The basket in the centre is made with the twining which incloses two spokes in each stitch. The one at the right is of the simple twining. Above and on the right is a rattle made of raffia on rattan spokes. On tha left the unfinished basket is of colored raffia on rush spokes
FIG. 43 FIG. 44
The coiled baskets of the Apaches, Paiutes, Navajo and Pimas are made of coiled osiers, or bundles of yucca whipped or wound with split osier or splints of pine. We can follow the stitch if not the rigidity and strength of these baskets by using single coils of No. 5 round rattan, or bundles made up of three or more strands of No. 2 rattan, coiled and wound with raffia. The rattan should be wet until pliable. It is then coiled into the smallest possible ring, and sewed over and over with a strand of raffia in a No. 19 tapestry needle. Beginning with the second coil, each time the raffia is wound around it is brought through the stitch just below it (see Fig. 43). Ornamental bands are sometimes added by laying a colored weaver along and catching it down with every third stitch (see Fig. 44). Another coiling stitch is made by bringing the weaver over the coil which has just been laid along and down under the coil below, locking into the stitch beneath that lower coil (see Fig. 45). A border which is often seen on coiled baskets, and which looks like braiding on a whip, is quite simple to make, much more so than one would think.
FIG. 45 FIG. 46
A single weaver, preferably of splint, is passed under the sewing of the last coil, then drawn over it and backward. It is next brought under again, upward and forward, just in front of the point where it started. In this way, by sewing first backward and then forward, as one would coil a kite string, the braided border is made with a single weaver. The bird-cage stitch of the Clallam and Makah Indians is sometimes woven with an open mesh, and sometimes close and fine.
In copying the open-meshed weave shown in Fig. 46, No. 4 rattan may be used for the vertical spokes, No. 3 rattan for the horizontal coil and raffia for the weaver. The horizontal coil is laid back of the vertical spokes, and a single weaver of raffia binds the vertical spokes to the coil where they cross.
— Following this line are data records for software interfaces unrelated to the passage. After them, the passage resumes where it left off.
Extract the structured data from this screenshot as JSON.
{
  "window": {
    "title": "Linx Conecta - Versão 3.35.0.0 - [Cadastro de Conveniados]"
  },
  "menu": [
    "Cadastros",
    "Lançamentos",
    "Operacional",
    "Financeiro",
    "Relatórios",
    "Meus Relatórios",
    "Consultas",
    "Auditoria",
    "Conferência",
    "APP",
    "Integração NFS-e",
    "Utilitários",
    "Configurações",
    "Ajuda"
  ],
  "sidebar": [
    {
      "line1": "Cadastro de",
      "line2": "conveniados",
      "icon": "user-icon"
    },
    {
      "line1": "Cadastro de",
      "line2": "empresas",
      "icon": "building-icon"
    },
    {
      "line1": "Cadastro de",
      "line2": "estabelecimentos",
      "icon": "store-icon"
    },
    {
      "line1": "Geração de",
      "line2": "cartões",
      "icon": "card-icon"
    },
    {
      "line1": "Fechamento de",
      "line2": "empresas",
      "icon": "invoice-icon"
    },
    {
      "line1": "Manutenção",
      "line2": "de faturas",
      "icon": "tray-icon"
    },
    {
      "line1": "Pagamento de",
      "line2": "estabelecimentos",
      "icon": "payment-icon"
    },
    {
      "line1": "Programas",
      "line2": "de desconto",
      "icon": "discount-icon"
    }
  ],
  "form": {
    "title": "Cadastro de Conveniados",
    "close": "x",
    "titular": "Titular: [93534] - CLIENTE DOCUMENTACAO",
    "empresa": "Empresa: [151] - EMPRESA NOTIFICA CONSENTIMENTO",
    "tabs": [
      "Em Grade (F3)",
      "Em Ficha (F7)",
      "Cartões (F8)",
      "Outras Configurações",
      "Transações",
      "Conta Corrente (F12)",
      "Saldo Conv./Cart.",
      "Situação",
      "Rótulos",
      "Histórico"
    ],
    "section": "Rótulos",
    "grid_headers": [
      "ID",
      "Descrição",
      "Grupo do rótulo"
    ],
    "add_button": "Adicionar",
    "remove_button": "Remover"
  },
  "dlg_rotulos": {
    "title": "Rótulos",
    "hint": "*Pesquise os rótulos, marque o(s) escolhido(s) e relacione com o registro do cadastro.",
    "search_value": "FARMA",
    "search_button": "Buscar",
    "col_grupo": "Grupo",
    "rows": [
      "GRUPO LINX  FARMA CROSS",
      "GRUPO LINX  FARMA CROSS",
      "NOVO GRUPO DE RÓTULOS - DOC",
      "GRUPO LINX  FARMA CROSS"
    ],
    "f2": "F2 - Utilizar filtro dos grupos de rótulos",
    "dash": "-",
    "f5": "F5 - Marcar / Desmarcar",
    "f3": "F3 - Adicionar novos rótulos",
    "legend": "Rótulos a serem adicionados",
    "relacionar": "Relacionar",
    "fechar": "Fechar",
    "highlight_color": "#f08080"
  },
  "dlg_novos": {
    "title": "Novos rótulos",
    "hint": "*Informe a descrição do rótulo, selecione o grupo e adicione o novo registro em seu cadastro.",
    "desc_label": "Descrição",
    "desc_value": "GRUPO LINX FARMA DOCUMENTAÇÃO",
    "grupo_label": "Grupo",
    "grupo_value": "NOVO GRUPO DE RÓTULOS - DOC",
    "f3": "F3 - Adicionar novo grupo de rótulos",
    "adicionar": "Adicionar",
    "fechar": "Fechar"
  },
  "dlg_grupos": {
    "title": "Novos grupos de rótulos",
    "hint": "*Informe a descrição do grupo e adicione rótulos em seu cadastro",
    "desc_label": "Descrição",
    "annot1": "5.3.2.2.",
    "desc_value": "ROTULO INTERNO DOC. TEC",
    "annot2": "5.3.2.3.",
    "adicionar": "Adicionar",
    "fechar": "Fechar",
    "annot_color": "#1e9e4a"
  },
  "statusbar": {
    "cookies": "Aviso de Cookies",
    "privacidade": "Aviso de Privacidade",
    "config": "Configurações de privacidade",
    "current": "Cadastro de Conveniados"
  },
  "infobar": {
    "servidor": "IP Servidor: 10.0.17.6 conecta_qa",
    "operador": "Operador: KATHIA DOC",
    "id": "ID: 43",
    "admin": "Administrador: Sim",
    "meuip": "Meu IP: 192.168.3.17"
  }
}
The rows are about a quarter of an inch apart. In the close weave the spokes, horizontal coil and weaver are more uniform in size. No. 2 rattan may be used for the spokes and coil, and raffia for the weaver. The stitch is the same except that the rows are brought close together, and as the weaving progresses; the spokes, being quite pliable, bend forward in the direction the weaving takes; making an unusual and attractive surface (see Fig. 47).